Gadgets Magazine

Letters Worth Reading

Posted on the 20 July 2012 by Jyoti Arora @Jy0tiAr0ra

Here are two letters I have come across again and again through various forwarded emails. I thought I might as well save them here. They are definitely worth reading!

The Ultimate Rejection Letter

Herbert A. Millington

Chair – Search Committee

412A Clarkson Hall, Whitson University

College Hill, MA  34109


Dear Professor Millington,

Thank you for your letter of March 16.  After careful consideration, I regret to inform you that I am unable to accept your refusal to offer me an assistant professor position in your department.

This year I have been particularly fortunate in receiving an unusually large number of rejection letters.  With such a varied and promising field of candidates, it is impossible for me to accept all refusals.

Despite Whitson’s outstanding qualifications and previous experience in rejecting applicants, I find that your rejection does not meet my needs at this time.  Therefore, I will assume the position of assistant professor in your department this August.  I look forward to seeing you then.

Best of luck in rejecting future applicants.


Chris L. Jensen


 Okhil Chandra Sen wrote this letter to the Sahibganj divisional railway office in 1909. It is on display at the Railway Museum in New Delhi. It was also reproduced under the caption “Travellers’ Tales” in the Far Eastern Economic Review. You can check up from WIKIPEDIA too.


“I arrive by passenger train in Ahmedpur station and my belly is too much swelling with jackfruit. I therefore went to a toilet. Just I was doing that nuisance that guard makes a whistle blow for the train to go off and I am running with ‘lotah’ in one hand and ‘dhoti’ in the next when I fall over and expose all my shocking to men and women on plateform.

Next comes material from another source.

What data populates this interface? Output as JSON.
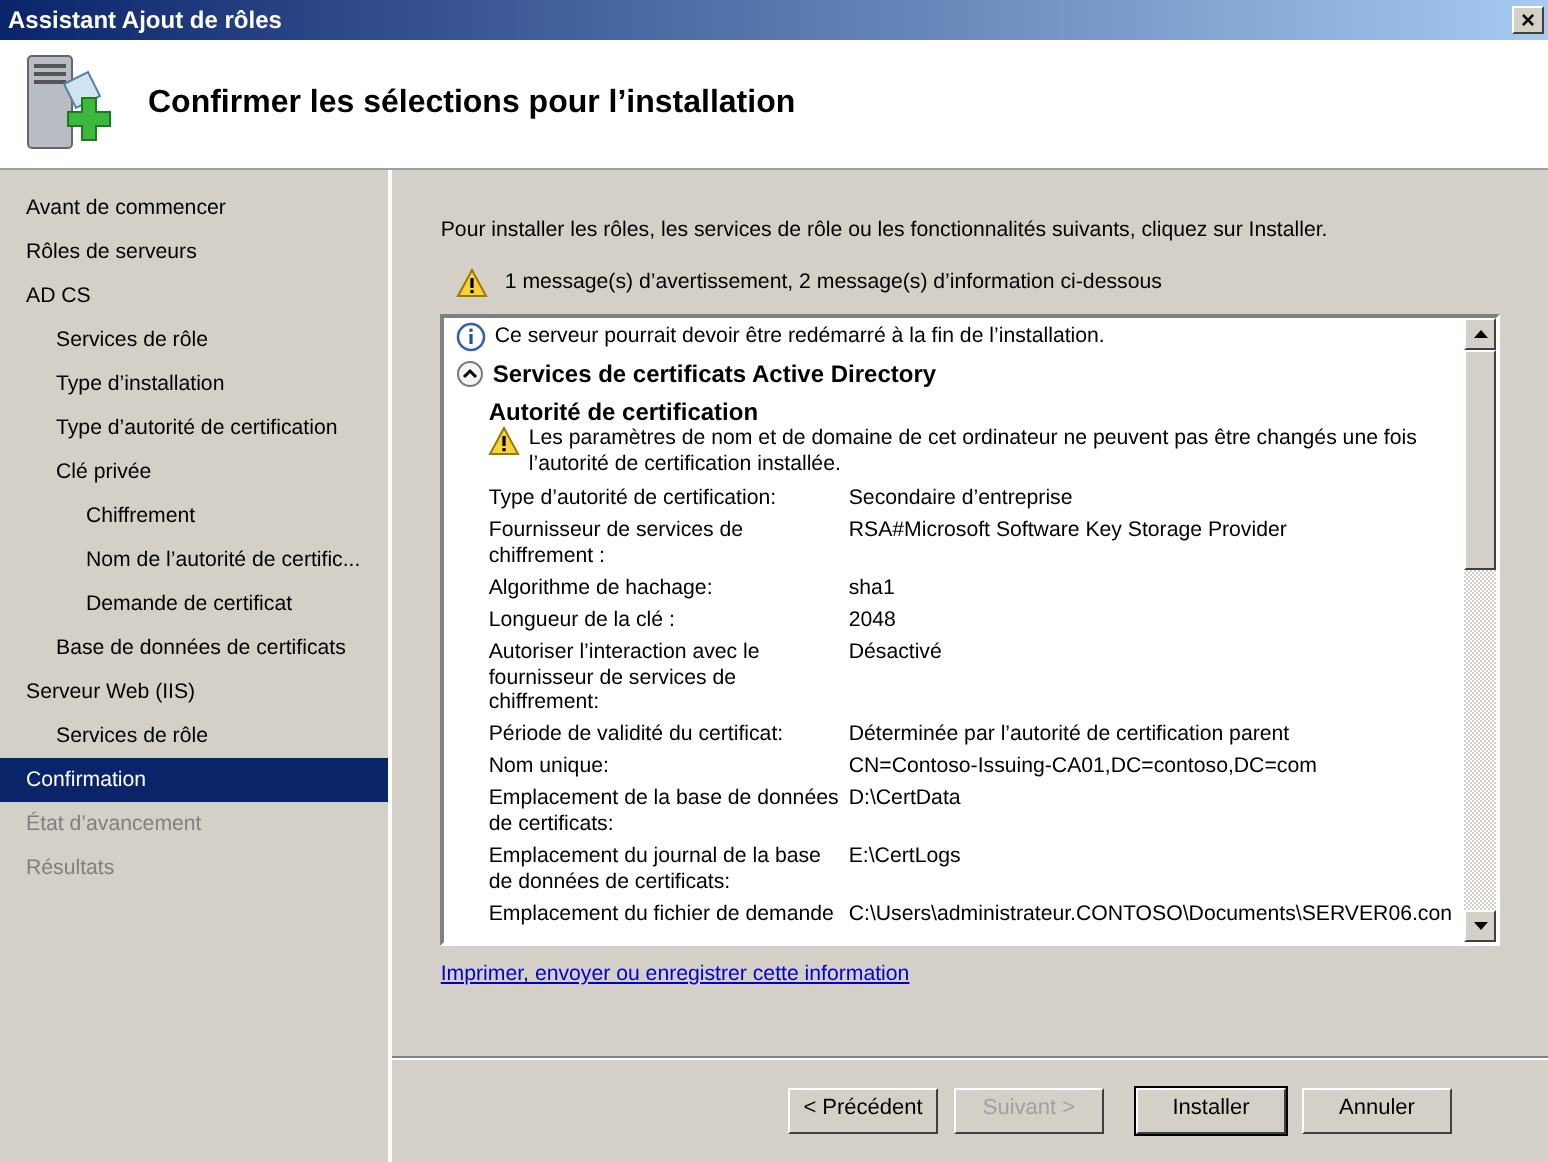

I am leaved by the train at Ahmedpur station.

This is too much bad, if passenger go to make dung that dam guard cannot wait train for five minutes for him. I therefore pray your honour to make big fine on that guard for public sake. Otherwise I am making big reports in the papers.

Yours faithful servant,



Any guesses why this letter was of historic value?

It apparently led to the introduction of toilets on trains.

In the first 55 years of operation of the Indian Railways, there were no toilets in trains. On July 2, 1909, an aggrieved Babu Okhil Chandra Sen lodged a complaint to the then Transportation Superintendent, Sahibganj. After this, the railway authorities had no other option but to introduce toilets in all lower class carriages in trains running more than 50 miles at that time. Okhil wrote this letter in his anguish. Though the letter certainly lacked the basic English grammar but it really became an important document in the history of Indian railway.



Back to Featured Articles on Logo Paperblog